Returning to Chicago, Katz became associated with the opera doing “creative posters.” His first had a hard time getting past the conservatives on the committee for “art work.” Eventually, it was accepted and, as a wag put it, Katz’ poster “took the high hat out of opera.” He stayed with the opera until it was scuttled by the depression.

 

In addition to the Jewish murals for the Hall of Religions, Katz worked on various other projects for the World’s Fair. For the 1934 version, he did the official poster. This poster, “modernistic” as the color scheme of the fair, created a sensation in remote towns where it hung in railroad stations.

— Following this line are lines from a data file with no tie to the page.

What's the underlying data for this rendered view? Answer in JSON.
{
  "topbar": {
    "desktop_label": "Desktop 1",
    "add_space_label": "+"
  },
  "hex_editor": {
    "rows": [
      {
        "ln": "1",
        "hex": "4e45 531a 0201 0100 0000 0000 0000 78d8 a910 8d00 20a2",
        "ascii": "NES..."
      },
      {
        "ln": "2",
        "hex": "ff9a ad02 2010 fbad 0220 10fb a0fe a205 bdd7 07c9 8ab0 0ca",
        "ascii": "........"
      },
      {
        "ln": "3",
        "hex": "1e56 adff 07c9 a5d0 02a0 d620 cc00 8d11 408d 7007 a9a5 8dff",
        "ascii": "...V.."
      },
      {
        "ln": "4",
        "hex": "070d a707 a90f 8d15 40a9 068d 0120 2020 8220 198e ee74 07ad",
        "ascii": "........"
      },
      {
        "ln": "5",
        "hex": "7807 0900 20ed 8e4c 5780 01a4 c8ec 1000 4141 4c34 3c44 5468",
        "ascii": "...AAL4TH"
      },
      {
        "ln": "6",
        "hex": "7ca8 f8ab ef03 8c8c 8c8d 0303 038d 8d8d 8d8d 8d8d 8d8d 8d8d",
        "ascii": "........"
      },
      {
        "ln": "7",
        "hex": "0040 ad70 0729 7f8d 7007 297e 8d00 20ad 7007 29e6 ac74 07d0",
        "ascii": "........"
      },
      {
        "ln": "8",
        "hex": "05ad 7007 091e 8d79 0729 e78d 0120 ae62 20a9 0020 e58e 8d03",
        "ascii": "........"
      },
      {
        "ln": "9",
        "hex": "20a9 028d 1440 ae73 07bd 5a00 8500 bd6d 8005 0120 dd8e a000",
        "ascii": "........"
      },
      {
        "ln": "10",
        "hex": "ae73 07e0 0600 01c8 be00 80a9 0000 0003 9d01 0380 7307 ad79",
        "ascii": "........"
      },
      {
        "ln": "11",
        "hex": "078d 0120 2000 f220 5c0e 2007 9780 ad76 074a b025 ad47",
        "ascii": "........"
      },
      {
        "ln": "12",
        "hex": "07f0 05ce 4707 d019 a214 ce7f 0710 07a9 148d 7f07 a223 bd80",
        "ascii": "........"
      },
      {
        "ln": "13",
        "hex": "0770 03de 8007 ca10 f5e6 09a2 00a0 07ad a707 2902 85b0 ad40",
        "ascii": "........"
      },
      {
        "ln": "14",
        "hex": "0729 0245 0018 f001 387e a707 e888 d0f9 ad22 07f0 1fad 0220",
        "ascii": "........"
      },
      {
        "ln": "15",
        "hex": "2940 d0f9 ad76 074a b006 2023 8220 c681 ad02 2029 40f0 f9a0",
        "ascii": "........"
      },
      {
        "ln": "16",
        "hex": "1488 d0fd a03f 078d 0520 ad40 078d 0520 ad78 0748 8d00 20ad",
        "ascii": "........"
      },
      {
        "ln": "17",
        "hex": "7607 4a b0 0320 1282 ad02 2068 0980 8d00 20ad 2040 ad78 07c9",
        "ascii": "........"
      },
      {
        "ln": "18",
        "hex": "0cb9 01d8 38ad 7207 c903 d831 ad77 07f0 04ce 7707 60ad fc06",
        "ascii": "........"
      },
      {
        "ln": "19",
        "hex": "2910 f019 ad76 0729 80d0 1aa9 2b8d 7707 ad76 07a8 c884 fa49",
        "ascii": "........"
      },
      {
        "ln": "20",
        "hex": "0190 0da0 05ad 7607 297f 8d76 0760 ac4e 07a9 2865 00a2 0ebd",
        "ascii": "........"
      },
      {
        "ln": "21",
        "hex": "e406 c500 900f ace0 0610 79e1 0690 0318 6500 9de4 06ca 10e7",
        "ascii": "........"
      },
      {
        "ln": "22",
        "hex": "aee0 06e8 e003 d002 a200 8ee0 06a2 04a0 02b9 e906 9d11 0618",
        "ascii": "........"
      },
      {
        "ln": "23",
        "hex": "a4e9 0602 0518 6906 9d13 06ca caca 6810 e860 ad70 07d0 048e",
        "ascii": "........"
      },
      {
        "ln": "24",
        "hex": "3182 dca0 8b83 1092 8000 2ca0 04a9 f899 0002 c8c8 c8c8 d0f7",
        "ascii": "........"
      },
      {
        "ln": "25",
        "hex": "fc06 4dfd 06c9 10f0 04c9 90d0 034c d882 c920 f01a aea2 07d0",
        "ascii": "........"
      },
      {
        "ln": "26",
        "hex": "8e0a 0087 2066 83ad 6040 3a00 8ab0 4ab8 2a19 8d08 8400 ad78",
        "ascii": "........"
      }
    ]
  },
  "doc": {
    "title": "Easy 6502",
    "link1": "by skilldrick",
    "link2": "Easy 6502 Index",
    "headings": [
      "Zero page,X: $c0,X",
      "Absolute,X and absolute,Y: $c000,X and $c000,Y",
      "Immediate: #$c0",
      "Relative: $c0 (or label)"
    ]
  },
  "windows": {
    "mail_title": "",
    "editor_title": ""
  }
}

It was the first contact many villages had had with “modernism,” and Katz has many letters and clippings of newspaper comment.

 

For two years, Katz conducted in the Auditorium Tower, where he made his opera posters, a “little gallery” in connection with his studio for the exhibition of pictures by struggling young artists. The burden of supporting the gallery, in the midst of the depression, however, became so onerous that it had to be abandoned. It was the last and the most promising of Chicago’s galleries for the “discovery” of new talent.